The BC Ferries vessel “Tachek” pulls into the ferry terminal on Cortes Island. Photo by Greg Osoba.

An independent report of the nine coastal BC Ferry Advisory Committees is calling for significant improvements by the ferry authority when it comes to public engagement and decision making. It points to weaknesses in the current format and understanding of the mandate of the committees, as well as how the ferry authority communicates and reports on issues, their resolution and how public engagement is measured.

The review began last fall and was commissioned by the BC Ferry Commission, which independently oversees the BC Ferry Authority’s operations. Its findings were made public on June 24.

A blonde haired woman in a red dress faces the camera for her portrait.

BC Ferries Commissioner Eva Hage. Image courtesy of BC Ferry Commission.

Commissioner Eva Hage says ferry dependent communities all have different needs, so improvements to operations can vary considerably. However, she feels that the level of public engagement can be enhanced, so that the Ferry Advisory Committees become directly involved in decisions made by the ferry authority on service and resources, rather than simply conveying information.

The ferry authority has until July 24 to respond to the report’s findings and recommendations.

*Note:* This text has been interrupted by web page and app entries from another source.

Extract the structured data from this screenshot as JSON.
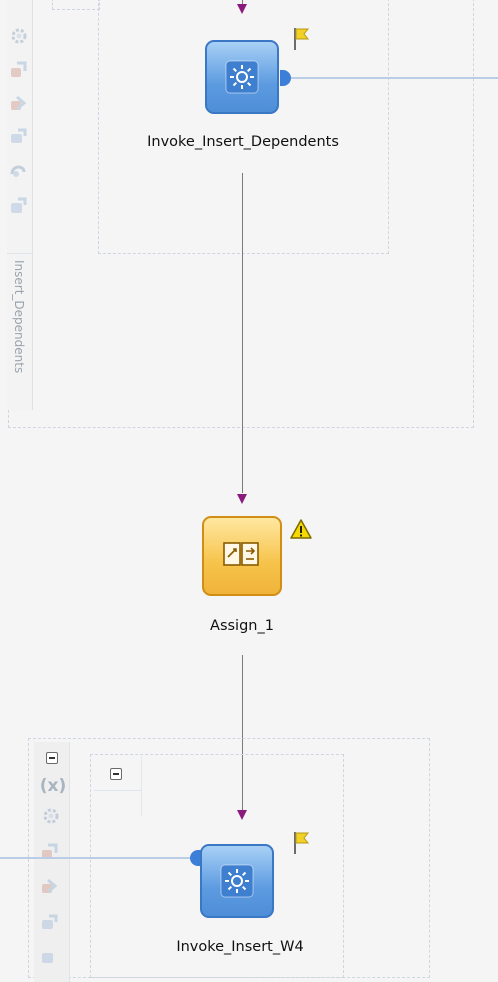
{
  "nodes": {
    "invoke_top": {
      "label": "Invoke_Insert_Dependents",
      "type": "invoke",
      "badge": "flag"
    },
    "assign": {
      "label": "Assign_1",
      "type": "assign",
      "badge": "warning"
    },
    "invoke_bottom": {
      "label": "Invoke_Insert_W4",
      "type": "invoke",
      "badge": "flag"
    }
  },
  "scope_top": {
    "side_label": "Insert_Dependents"
  },
  "scope_bottom": {
    "variable_icon_text": "(x)"
  },
  "colors": {
    "invoke_fill": "#5d9be0",
    "invoke_border": "#3a77c4",
    "assign_fill": "#f6c34a",
    "assign_border": "#d08e17",
    "arrow": "#8b1a7e",
    "flow_line": "#7a7a7a",
    "partner_link": "#b9cde6",
    "flag": "#f2d02a",
    "warning": "#f5d800"
  }
}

Cortes Island is a ferry dependent community served by the BC Ferries route linking it with Quadra Island.

CKTZ News gets into details with Hage in the interview below:

This program was funded by a grant from the Community Radio Fund of Canada and the Government of Canada’s Local Journalism Initiative.